If you are researching a new diagnosis of diabetes or trying to lower your risk of developing the condition, it is important to understand its potential causes. The reasons some individuals are affected by diabetes and some are not is not totally understood, but many trends are clear to medical researchers.
The first of the factors that can cause diabetes is genetics. Type I and type II diabetes are both somewhat inherited, the latter seeming to be more so. Those with type II diabetes-affected family members are one-quarter more likely to develop diabetes.
The more relatives one has with type II diabetes, the more likely it is that one will develop the disorder. If one monozygotic twin has type II diabetes, the chances are one hundred percent that the other twin will as well.
Some other existing conditions that affect the pancreas may also be causes of diabetes. These conditions include myotonic dystrophy and hypogonadism. It is thought that perhaps exposure to some pollutants in the environment and chemicals in materials such as some plastics can increase the risk of diabetes.
The onset of diabetes can also be triggered by a viral infection such as Coxsackie B. Obesity is also a major risk factor for diabetes, as over half of those patients with type II diabetes are classified as obese. Obesity is found to be generally caused by a combination of genetics and lifestyle.
Poor diet, characterized by an inordinately high intake of carbohydrates and fat, eventually causes weight gain and interferes with insulin function and blood sugar levels. A greater instance of childhood obesity has resulted in a parallel rise in diabetes rates.
In addition to weight gain, natural aging and the accompanying stress and decrease in activity affect the metabolism, thereby increasing the odds of diabetes development.

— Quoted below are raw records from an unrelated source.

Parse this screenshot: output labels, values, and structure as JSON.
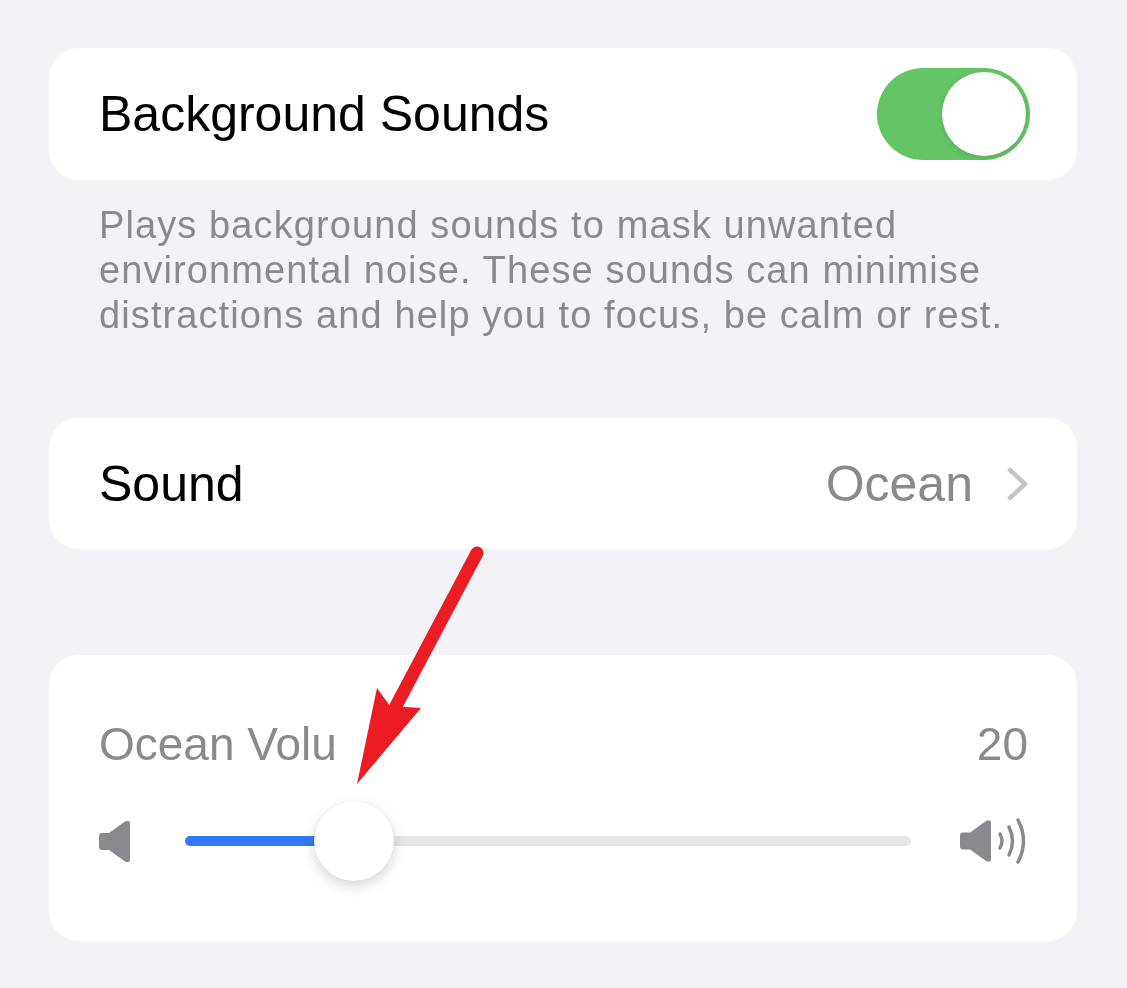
{
  "background_sounds": {
    "label": "Background Sounds",
    "on": true
  },
  "description": "Plays background sounds to mask unwanted environmental noise. These sounds can minimise distractions and help you to focus, be calm or rest.",
  "sound": {
    "label": "Sound",
    "value": "Ocean"
  },
  "volume": {
    "label": "Ocean Volu",
    "reading": "20",
    "level": 0.2
  }
}
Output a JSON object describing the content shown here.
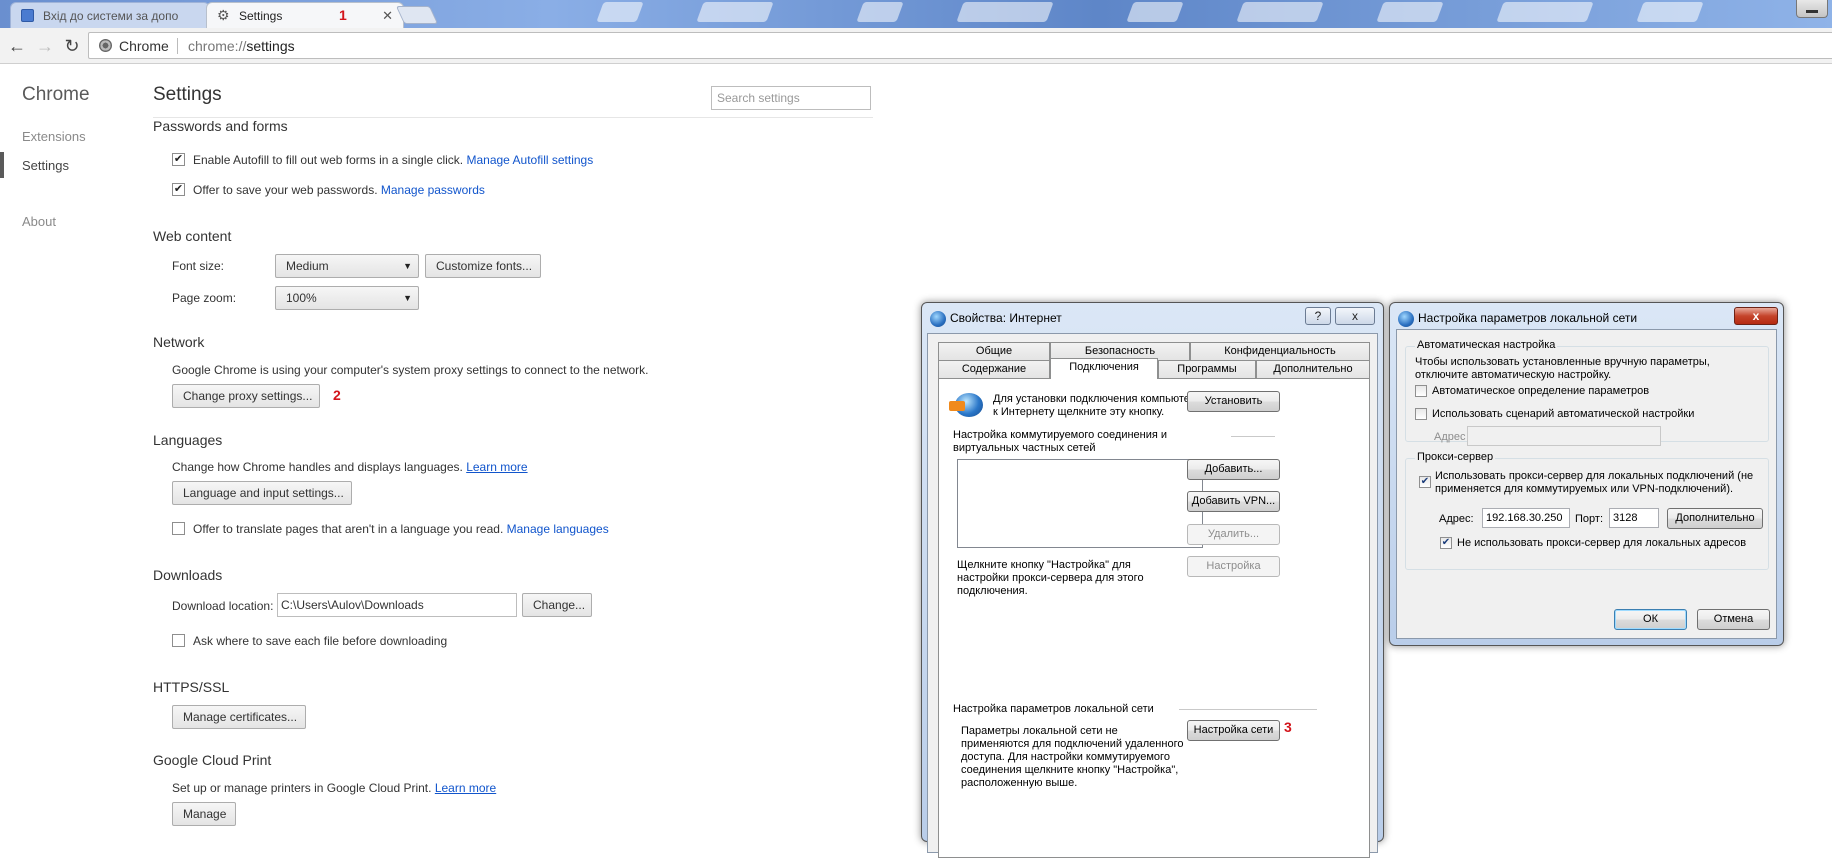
{
  "browser": {
    "tabs": [
      {
        "title": "Вхід до системи за допо"
      },
      {
        "title": "Settings"
      }
    ],
    "marker_1": "1",
    "address": {
      "scheme_label": "Chrome",
      "url_prefix": "chrome://",
      "url_path": "settings"
    }
  },
  "sidebar": {
    "title": "Chrome",
    "items": [
      {
        "label": "Extensions"
      },
      {
        "label": "Settings"
      },
      {
        "label": "About"
      }
    ]
  },
  "settings": {
    "title": "Settings",
    "search_placeholder": "Search settings",
    "passwords": {
      "title": "Passwords and forms",
      "autofill_text": "Enable Autofill to fill out web forms in a single click.",
      "autofill_link": "Manage Autofill settings",
      "save_text": "Offer to save your web passwords.",
      "save_link": "Manage passwords"
    },
    "web_content": {
      "title": "Web content",
      "font_size_label": "Font size:",
      "font_size_value": "Medium",
      "customize_fonts": "Customize fonts...",
      "page_zoom_label": "Page zoom:",
      "page_zoom_value": "100%"
    },
    "network": {
      "title": "Network",
      "text": "Google Chrome is using your computer's system proxy settings to connect to the network.",
      "button": "Change proxy settings...",
      "marker": "2"
    },
    "languages": {
      "title": "Languages",
      "text": "Change how Chrome handles and displays languages.",
      "learn_more": "Learn more",
      "button": "Language and input settings...",
      "translate_text": "Offer to translate pages that aren't in a language you read.",
      "translate_link": "Manage languages"
    },
    "downloads": {
      "title": "Downloads",
      "location_label": "Download location:",
      "location_value": "C:\\Users\\Aulov\\Downloads",
      "change_button": "Change...",
      "ask_text": "Ask where to save each file before downloading"
    },
    "https": {
      "title": "HTTPS/SSL",
      "button": "Manage certificates..."
    },
    "cloud_print": {
      "title": "Google Cloud Print",
      "text": "Set up or manage printers in Google Cloud Print.",
      "learn_more": "Learn more",
      "button": "Manage"
    }
  },
  "inet_dialog": {
    "title": "Свойства: Интернет",
    "help_btn": "?",
    "close_btn": "x",
    "tabs_row1": [
      "Общие",
      "Безопасность",
      "Конфиденциальность"
    ],
    "tabs_row2": [
      "Содержание",
      "Подключения",
      "Программы",
      "Дополнительно"
    ],
    "setup_text": "Для установки подключения компьютера к Интернету щелкните эту кнопку.",
    "setup_button": "Установить",
    "dialup_title": "Настройка коммутируемого соединения и виртуальных частных сетей",
    "add_button": "Добавить...",
    "add_vpn_button": "Добавить VPN...",
    "remove_button": "Удалить...",
    "settings_button": "Настройка",
    "proxy_hint": "Щелкните кнопку \"Настройка\" для настройки прокси-сервера для этого подключения.",
    "lan_title": "Настройка параметров локальной сети",
    "lan_text": "Параметры локальной сети не применяются для подключений удаленного доступа. Для настройки коммутируемого соединения щелкните кнопку \"Настройка\", расположенную выше.",
    "lan_button": "Настройка сети",
    "marker": "3"
  },
  "lan_dialog": {
    "title": "Настройка параметров локальной сети",
    "close_btn": "x",
    "auto_group_title": "Автоматическая настройка",
    "auto_text": "Чтобы использовать установленные вручную параметры, отключите автоматическую настройку.",
    "auto_detect_label": "Автоматическое определение параметров",
    "auto_script_label": "Использовать сценарий автоматической настройки",
    "address_label": "Адрес",
    "proxy_group_title": "Прокси-сервер",
    "use_proxy_label": "Использовать прокси-сервер для локальных подключений (не применяется для коммутируемых или VPN-подключений).",
    "proxy_address_label": "Адрес:",
    "proxy_address_value": "192.168.30.250",
    "port_label": "Порт:",
    "port_value": "3128",
    "advanced_button": "Дополнительно",
    "bypass_label": "Не использовать прокси-сервер для локальных адресов",
    "ok_button": "ОК",
    "cancel_button": "Отмена"
  },
  "colors": {
    "link": "#1155cc",
    "marker": "#d3141b",
    "titlebar": "#b9cde9"
  }
}
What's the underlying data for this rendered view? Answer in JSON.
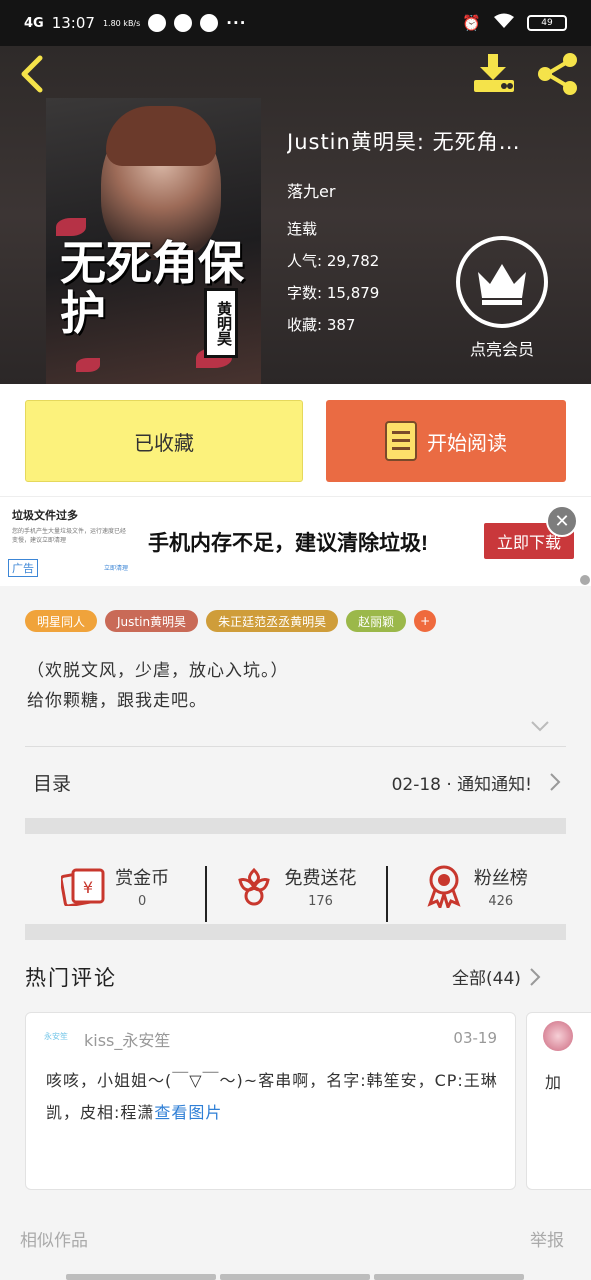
{
  "status_bar": {
    "signal": "4G",
    "time": "13:07",
    "net_speed": "1.80 kB/s",
    "battery": "49"
  },
  "book": {
    "title": "Justin黄明昊: 无死角…",
    "author": "落九er",
    "status": "连载",
    "stats": [
      {
        "label": "人气",
        "value": "29,782"
      },
      {
        "label": "字数",
        "value": "15,879"
      },
      {
        "label": "收藏",
        "value": "387"
      }
    ],
    "cover_title": "无死角保护",
    "cover_stamp": "黄明昊"
  },
  "vip": {
    "label": "点亮会员"
  },
  "actions": {
    "favorited": "已收藏",
    "read": "开始阅读"
  },
  "ad": {
    "card_title": "垃圾文件过多",
    "card_desc": "您的手机产生大量垃圾文件，运行速度已经变慢，建议立即清理",
    "tag": "广告",
    "clean": "立即清理",
    "headline": "手机内存不足，建议清除垃圾!",
    "button": "立即下载"
  },
  "tags": [
    "明星同人",
    "Justin黄明昊",
    "朱正廷范丞丞黄明昊",
    "赵丽颖",
    "+"
  ],
  "intro": [
    "（欢脱文风，少虐，放心入坑。）",
    "给你颗糖，跟我走吧。"
  ],
  "toc": {
    "label": "目录",
    "latest": "02-18 · 通知通知!"
  },
  "rewards": [
    {
      "name": "赏金币",
      "value": "0"
    },
    {
      "name": "免费送花",
      "value": "176"
    },
    {
      "name": "粉丝榜",
      "value": "426"
    }
  ],
  "comments": {
    "title": "热门评论",
    "all_label": "全部(44)",
    "items": [
      {
        "level": "永安笙",
        "user": "kiss_永安笙",
        "date": "03-19",
        "text": "咳咳，小姐姐～(￣▽￣～)~客串啊，名字:韩笙安，CP:王琳凯，皮相:程潇",
        "link": "查看图片"
      }
    ],
    "peek_text": "加"
  },
  "footer": {
    "similar": "相似作品",
    "report": "举报"
  },
  "colors": {
    "accent": "#ea6b43",
    "fav": "#fcf27c",
    "icon_yellow": "#f5e34a",
    "reward_red": "#c8372d"
  }
}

Some other potential causes for diabetes exist, including mere pregnancy. For the most part, your best defense against a higher risk of diabetes is lifestyle management. The development of good eating and exercise habits can have a pronounced effect on the susceptibility of an individual to development of diabetes.